Q: What are the most up to date best practices for medical attention following a concussion? Should any concussion be seen in ER, or only ongoing vomiting/confusion/unequal pupil size etc.
AG: The Concussion Recognition Tool (CRT) is a very good reference point that outlines “red flags” for presenting to an ER. But if in any doubt it is always best to seek medical care and present.
Q: Andrew, are there any long-term cognitive impairments associated with soccer heading and should headgear be made mandatory for soccer players or specifically, youth soccer players?

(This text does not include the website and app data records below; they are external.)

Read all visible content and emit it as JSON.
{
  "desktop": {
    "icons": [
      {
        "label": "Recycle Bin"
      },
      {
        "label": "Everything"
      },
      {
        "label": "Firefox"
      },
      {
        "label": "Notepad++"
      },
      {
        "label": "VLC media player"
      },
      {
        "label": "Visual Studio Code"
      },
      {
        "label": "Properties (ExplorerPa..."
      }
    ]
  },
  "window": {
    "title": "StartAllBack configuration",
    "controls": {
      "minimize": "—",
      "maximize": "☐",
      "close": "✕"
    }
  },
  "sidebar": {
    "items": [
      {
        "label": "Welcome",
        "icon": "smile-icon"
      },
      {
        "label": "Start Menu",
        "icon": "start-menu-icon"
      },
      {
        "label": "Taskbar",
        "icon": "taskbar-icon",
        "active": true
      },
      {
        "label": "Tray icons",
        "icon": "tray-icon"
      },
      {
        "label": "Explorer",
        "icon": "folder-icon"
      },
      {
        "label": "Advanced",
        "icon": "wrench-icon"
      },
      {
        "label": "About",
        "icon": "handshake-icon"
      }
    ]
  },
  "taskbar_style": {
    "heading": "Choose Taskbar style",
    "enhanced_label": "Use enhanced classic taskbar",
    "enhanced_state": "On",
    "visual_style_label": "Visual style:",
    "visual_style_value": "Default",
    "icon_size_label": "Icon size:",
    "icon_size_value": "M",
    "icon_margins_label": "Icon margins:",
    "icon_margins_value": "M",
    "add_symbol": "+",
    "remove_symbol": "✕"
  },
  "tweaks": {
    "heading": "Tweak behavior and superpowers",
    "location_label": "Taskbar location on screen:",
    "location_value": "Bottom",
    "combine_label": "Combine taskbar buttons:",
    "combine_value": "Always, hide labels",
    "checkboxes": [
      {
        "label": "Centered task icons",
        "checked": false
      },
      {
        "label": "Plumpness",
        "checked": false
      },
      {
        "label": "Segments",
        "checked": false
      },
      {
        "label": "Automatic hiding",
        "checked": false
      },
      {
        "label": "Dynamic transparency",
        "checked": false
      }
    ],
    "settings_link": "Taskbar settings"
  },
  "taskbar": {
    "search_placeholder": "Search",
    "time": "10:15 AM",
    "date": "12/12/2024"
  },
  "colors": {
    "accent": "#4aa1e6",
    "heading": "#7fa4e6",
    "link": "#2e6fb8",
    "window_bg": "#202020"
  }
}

AG: This is a topic of interest for many researchers around the world. The literature at present is mixed, and there are a wide range in the quality of the study designs employed to investigate this topic. Headgear does not prevent concussion, so it would not be a useful intervention for footballers (soccer players) to wear headgear.
Q: Andrew, will players be at more risk of injuries and concussion due to short training and season this year?
AG: This is very difficult to predict. It is a reasonable hypothesis, but we will not know until the evidence is presented when they get back to the field. It is hard for the players to go from no contact work for such a long period and ramp up their training quickly to get back to the elite level performance we all expect of them.
Q: Can I still get a concussion with a helmet on?
AG: Simply answer to this is yes. The forces applied to the head are still transferred through the skull and into the brain, which will move around inside the skull and potentially still cause a concussion, even if you are wearing protective equipment.
Q: Is there a demographic or group more prone to getting a concussion?
AG: Vulnerability to sustaining a concussion, the research is mixed. Some say younger athletes who are underdeveloped may be at greater risk. In terms of slow to recover, children tend to take longer than adolescents and adults. Individuals with ADHD, learning disorder and mental health concerns tend to also take longer to recover.
Q: How many concussions can you incur until it will have a permeant effect to your brain?
AG: This is unknown, and again there will be individual differences. It is important to manage every concussion well and not to return too early to contact. Accumulating multiple concussions can certainly be harmful to some athletes and seeking medical advice from a concussion expert is strongly recommended.
Q: Truth or myth: when someone has a concussion they cannot go to sleep after?
AG: It is important that if a concussed individual goes to sleep shortly after a concussion, they should be very closely monitored for at least 4 hours and for kids for the entire night.
Q: Can strengthening your neck help prevent concussion?
AG: There is some evidence that conditioning, including neck strength can reduce the risk of concussion. For example, the rugby union “Activate” program has demonstrated success in reducing the incidence of injuries, including concussion.